TASK TO COMPLETE -
Among the records, which lines include "JSON"? List them.

DATA IN THIS EXERCISE -
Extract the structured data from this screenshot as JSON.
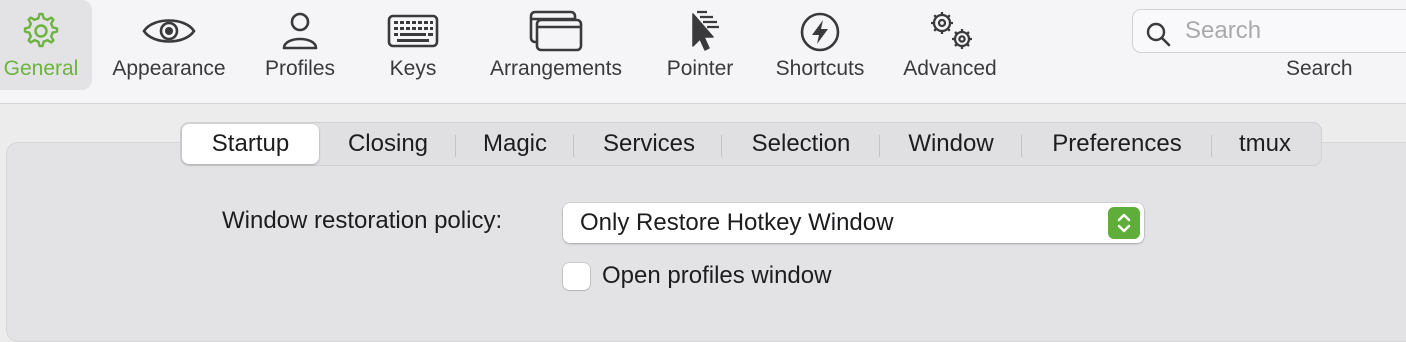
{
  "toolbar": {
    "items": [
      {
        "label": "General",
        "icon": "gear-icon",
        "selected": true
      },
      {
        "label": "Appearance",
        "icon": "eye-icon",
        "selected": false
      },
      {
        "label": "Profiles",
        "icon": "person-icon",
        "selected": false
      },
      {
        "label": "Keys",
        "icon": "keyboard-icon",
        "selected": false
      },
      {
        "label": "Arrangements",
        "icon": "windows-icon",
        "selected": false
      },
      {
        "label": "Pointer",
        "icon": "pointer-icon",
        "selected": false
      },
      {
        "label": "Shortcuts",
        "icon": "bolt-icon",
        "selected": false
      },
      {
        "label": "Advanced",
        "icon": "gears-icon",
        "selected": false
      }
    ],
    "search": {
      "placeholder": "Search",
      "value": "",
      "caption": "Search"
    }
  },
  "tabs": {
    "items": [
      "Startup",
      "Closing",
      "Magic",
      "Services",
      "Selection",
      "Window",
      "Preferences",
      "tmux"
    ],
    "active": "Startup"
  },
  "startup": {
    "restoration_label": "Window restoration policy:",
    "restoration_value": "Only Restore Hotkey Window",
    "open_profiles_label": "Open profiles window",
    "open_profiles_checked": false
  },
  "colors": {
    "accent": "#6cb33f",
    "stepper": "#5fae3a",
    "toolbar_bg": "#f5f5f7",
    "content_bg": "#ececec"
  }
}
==
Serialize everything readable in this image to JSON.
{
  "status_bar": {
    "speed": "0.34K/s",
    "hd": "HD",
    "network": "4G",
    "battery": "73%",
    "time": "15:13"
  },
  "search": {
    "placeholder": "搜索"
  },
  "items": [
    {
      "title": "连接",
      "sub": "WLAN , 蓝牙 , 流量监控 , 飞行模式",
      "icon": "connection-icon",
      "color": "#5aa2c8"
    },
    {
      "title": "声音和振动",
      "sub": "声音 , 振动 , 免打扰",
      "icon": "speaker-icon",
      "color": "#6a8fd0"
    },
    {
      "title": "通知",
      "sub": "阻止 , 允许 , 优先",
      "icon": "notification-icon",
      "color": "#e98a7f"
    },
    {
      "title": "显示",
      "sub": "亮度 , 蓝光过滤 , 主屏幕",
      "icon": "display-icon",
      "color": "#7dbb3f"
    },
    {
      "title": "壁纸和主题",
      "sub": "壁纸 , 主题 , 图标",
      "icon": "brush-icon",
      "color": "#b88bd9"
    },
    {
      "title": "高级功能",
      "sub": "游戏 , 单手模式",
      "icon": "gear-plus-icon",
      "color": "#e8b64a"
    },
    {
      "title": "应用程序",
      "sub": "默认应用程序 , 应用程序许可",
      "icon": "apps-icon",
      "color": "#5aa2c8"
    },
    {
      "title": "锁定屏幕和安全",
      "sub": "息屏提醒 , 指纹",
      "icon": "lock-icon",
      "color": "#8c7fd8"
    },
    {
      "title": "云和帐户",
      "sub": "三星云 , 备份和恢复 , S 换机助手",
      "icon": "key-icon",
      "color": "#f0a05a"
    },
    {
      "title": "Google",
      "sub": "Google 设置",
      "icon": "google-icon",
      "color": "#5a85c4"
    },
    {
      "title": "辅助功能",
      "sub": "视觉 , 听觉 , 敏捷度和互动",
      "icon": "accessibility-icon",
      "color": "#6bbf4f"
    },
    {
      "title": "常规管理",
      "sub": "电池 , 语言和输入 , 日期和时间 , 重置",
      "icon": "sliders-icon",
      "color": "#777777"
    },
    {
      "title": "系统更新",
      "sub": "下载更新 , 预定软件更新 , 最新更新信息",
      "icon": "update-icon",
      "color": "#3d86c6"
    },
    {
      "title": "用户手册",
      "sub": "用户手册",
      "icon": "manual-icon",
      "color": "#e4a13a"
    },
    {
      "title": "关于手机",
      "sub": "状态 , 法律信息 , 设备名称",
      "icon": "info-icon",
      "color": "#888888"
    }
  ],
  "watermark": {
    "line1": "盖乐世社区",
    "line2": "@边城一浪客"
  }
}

FINISHED TASK -
Extract the structured data from this screenshot as JSON.
Serialize everything readable in this image to JSON.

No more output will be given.